=== Section Start ===
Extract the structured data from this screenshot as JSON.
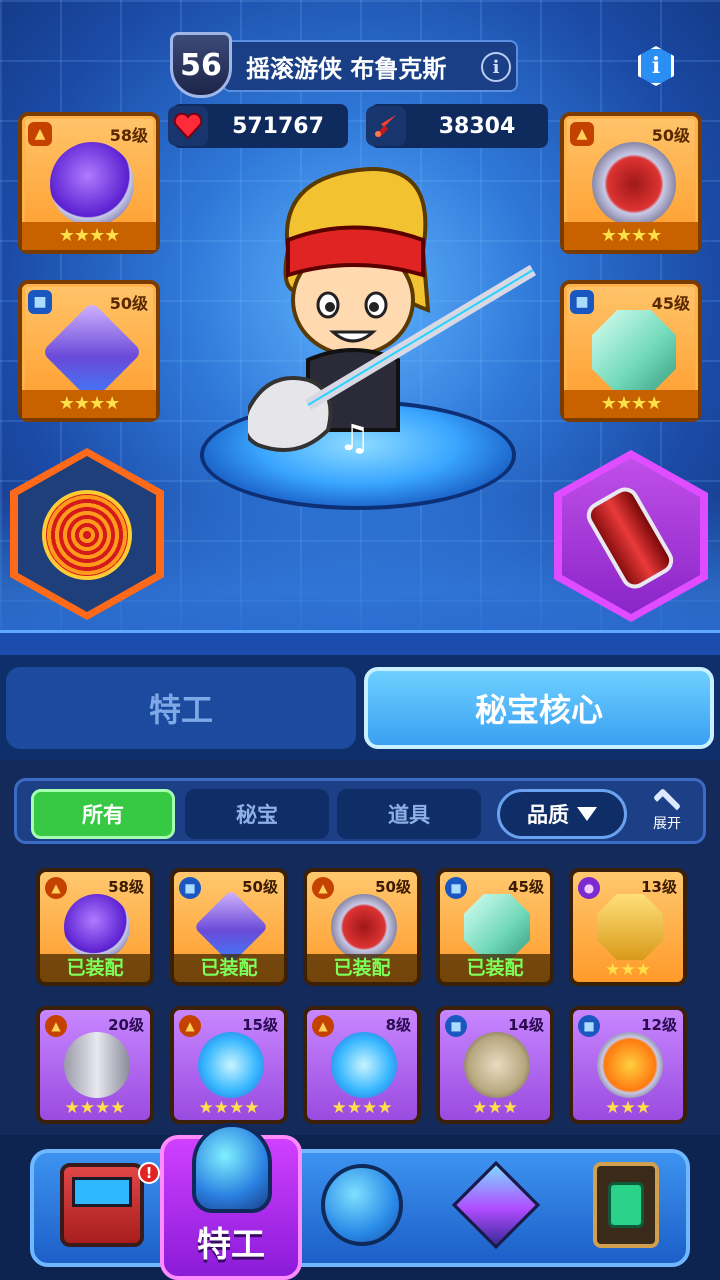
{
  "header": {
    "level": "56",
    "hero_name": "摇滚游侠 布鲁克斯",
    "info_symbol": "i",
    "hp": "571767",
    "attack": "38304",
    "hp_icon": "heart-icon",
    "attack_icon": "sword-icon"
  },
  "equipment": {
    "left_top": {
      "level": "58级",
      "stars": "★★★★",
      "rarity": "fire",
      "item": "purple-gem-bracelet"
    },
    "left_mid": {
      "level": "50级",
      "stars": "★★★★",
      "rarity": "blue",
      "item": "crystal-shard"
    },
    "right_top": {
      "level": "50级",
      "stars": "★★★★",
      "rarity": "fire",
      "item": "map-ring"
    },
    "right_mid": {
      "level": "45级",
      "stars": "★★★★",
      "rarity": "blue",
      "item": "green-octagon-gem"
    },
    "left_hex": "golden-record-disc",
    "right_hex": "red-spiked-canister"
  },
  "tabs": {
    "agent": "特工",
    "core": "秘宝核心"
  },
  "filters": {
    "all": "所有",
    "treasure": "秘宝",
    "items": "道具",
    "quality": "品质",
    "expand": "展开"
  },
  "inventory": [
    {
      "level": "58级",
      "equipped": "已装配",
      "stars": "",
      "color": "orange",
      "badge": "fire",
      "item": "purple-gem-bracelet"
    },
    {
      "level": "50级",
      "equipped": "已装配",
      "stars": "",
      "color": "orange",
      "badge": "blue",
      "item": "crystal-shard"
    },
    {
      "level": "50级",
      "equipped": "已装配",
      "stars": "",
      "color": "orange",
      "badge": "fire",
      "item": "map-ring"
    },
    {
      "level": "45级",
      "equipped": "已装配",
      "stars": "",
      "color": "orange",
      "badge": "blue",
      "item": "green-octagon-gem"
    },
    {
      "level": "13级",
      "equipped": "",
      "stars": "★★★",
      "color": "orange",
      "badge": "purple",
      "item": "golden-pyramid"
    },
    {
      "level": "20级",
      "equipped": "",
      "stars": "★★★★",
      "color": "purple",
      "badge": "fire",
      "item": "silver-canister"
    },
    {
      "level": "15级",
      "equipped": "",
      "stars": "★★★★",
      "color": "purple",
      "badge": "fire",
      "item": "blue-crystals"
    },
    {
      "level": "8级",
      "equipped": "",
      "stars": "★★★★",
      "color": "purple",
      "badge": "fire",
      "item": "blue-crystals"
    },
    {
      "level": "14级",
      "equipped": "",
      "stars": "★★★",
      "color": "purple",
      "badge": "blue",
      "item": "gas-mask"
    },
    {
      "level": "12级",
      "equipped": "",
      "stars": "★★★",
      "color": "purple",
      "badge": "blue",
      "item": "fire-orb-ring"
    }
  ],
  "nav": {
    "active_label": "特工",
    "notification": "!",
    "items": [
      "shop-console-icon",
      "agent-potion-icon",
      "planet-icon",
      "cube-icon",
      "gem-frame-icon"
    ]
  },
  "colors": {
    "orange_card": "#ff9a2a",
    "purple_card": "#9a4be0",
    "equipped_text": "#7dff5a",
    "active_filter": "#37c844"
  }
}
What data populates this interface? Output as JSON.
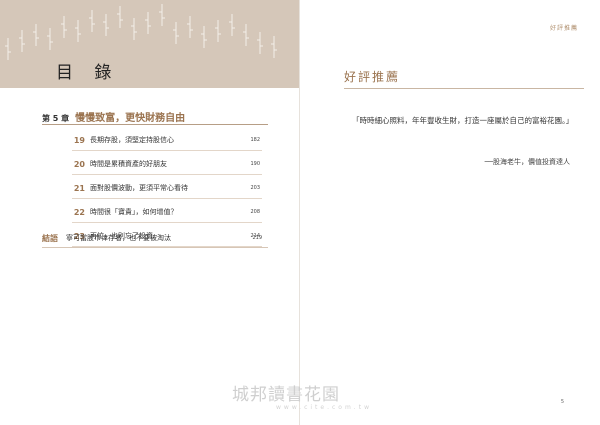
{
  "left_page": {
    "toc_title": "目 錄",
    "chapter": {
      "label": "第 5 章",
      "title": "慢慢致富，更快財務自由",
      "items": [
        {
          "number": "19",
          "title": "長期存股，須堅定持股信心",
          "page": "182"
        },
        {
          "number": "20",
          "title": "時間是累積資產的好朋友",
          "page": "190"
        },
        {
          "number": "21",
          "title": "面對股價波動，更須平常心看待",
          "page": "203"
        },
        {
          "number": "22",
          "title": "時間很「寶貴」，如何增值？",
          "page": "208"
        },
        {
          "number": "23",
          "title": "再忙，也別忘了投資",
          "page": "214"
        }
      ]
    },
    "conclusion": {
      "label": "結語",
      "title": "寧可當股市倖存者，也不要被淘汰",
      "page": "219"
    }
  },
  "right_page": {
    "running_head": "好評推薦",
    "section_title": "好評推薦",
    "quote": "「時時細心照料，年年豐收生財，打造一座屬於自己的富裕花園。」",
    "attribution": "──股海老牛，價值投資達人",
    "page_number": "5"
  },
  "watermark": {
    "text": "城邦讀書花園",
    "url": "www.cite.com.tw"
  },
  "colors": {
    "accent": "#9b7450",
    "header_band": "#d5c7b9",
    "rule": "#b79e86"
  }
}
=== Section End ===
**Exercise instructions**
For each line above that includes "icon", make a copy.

**Exercise solution**
    "hp_icon": "heart-icon",
    "attack_icon": "sword-icon"
      "shop-console-icon",
      "agent-potion-icon",
      "planet-icon",
      "cube-icon",
      "gem-frame-icon"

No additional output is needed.